“Beyond that, the QPA colors the entire negotiation and IDR process established by the NSA,” the TMA argued. “Insurers often make initial payments that are equal to the applicable QPA. And if providers do not agree to that amount, insurers frequently refuse to negotiate during the open negotiation period and offer the QPA as their bid during the IDR process.”
Among the plaintiffs’ several concerns with the calculation protocol: The regulations deviate from the No Surprises Act text by indicating that health plans can incorporate ghost rates — or reimbursement rates covering providers that never furnish the service in question — as long as any such rates are above $0.
“Unsurprisingly, these ghost rates are generally lower than they would be if providers had an incentive to meaningfully negotiate them, and therefore their inclusion artificially drives down QPAs,” the TMA wrote in its court filing.
In addition, the association argues the regulations don’t grant providers the level of transparency called for in the No Surprises Act regarding the QPA. Instead, insurers merely have to certify that they have complied with the methodology described in the regulations.
A fourth lawsuit on the docket
The TMA late last month also challenged a 600% increase in the administrative fee for filing IDR cases. The fee hike took effect Jan. 1.
The increase from $50 to $350 per case “effectively closes the door to IDR for many out-of-network physicians with small-value claims, threatening the viability of their practices and ultimately placing patient health at risk,” the TMA wrote in a Jan. 30 filing.
“If providers are forced to pay a nonrefundable $350 administrative fee just to have their claims heard, insurers — who are permitted under the statute to unilaterally decide how much they pay providers in the first instance — will be able to underpay providers with impunity,” the filing states. “Whenever the amount in controversy is $350 or less, it will be economically infeasible for the provider to initiate IDR.”
The lawsuit also argues that the timing of the increase, which was announced Dec. 23, left affected parties with no recourse for commenting or explaining why the increase would be harmful.
Whereas HHS may point to the ability to batch IDR cases as a way for stakeholders to hold down costs, the lawsuit argues that’s not a viable solution. One problem is that claims can be batched only if they’re all billed under the same service code. That’s contrary to the intent of the No Surprises Act, according to the court filing.
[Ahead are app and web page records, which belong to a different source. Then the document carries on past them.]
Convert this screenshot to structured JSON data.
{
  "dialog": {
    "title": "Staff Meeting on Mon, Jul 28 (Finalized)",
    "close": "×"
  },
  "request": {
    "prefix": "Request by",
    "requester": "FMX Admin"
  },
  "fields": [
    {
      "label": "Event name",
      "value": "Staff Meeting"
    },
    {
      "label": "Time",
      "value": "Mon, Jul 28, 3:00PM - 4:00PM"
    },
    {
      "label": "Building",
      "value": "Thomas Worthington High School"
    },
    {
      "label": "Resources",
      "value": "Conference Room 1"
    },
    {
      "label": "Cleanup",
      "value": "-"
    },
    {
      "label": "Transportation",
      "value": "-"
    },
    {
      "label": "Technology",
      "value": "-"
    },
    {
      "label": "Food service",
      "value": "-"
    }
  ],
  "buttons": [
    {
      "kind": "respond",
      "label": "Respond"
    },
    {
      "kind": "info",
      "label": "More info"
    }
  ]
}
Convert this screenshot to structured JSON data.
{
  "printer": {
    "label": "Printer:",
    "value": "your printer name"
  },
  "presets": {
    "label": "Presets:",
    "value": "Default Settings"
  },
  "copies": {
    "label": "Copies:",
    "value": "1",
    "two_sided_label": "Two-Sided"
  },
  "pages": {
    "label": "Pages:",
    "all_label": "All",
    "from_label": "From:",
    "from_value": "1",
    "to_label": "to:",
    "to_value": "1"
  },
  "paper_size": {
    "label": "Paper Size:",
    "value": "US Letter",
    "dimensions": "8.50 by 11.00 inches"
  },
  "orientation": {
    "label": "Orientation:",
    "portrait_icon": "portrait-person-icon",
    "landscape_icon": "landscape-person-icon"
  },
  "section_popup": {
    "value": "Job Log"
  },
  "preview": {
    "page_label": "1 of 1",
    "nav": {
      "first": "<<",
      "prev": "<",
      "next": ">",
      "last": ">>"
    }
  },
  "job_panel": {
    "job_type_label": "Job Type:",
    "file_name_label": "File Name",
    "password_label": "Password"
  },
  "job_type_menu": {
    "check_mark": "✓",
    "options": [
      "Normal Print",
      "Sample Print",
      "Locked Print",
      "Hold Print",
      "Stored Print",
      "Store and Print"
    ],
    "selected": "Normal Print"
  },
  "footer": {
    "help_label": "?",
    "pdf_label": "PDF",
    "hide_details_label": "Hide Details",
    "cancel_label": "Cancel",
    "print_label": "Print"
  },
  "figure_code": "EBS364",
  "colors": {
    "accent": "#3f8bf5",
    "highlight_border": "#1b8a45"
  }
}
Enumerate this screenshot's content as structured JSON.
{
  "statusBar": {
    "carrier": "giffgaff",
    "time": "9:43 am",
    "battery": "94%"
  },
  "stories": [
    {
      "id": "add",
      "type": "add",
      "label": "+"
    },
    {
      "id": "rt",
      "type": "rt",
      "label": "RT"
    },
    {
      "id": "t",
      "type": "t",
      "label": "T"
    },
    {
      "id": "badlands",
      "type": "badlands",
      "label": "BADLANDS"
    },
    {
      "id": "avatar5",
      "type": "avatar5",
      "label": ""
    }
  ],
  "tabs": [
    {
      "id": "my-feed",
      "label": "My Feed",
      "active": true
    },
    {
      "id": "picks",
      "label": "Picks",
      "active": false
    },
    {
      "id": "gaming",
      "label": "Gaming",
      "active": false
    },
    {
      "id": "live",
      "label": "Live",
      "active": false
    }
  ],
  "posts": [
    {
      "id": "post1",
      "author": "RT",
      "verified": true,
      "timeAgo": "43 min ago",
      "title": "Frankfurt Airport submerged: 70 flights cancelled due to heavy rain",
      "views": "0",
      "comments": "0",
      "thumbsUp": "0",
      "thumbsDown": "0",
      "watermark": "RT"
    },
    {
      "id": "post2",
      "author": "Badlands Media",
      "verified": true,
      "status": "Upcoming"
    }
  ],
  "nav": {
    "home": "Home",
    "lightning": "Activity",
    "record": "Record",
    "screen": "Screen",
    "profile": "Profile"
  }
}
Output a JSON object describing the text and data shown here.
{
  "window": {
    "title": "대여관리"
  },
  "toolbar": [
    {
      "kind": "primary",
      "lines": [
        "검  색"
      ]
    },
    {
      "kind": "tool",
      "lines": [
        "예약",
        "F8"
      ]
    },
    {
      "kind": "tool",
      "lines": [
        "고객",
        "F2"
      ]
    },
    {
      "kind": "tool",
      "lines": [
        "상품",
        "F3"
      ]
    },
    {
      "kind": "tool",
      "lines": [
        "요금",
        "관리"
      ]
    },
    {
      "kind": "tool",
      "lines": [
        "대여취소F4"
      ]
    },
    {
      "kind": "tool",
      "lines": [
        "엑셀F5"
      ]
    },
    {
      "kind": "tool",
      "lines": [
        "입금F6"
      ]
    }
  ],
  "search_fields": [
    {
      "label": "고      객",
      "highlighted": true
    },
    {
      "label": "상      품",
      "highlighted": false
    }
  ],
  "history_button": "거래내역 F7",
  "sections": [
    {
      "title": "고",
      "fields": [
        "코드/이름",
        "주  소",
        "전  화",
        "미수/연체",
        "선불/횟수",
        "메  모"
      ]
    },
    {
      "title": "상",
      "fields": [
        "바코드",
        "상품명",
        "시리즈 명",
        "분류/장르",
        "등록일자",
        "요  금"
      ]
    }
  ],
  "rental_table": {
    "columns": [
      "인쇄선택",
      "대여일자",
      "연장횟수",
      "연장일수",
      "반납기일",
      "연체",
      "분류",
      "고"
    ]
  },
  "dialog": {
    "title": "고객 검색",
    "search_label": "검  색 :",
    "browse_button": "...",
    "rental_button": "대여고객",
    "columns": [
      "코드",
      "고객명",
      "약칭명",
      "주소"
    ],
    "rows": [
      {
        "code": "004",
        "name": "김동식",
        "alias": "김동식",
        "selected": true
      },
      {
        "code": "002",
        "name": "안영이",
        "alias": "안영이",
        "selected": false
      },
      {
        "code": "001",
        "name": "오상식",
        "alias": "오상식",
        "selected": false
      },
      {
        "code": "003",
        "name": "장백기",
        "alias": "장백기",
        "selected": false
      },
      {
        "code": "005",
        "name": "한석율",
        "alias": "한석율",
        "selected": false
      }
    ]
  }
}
The provision “leads to absurd results,” the TMA wrote. “Under the same-service-code rule, a single radiology encounter between one radiologist and one patient can lead to a half-dozen or more different claims, all of which must be submitted and reviewed separately in IDR, likely by different arbitrators.”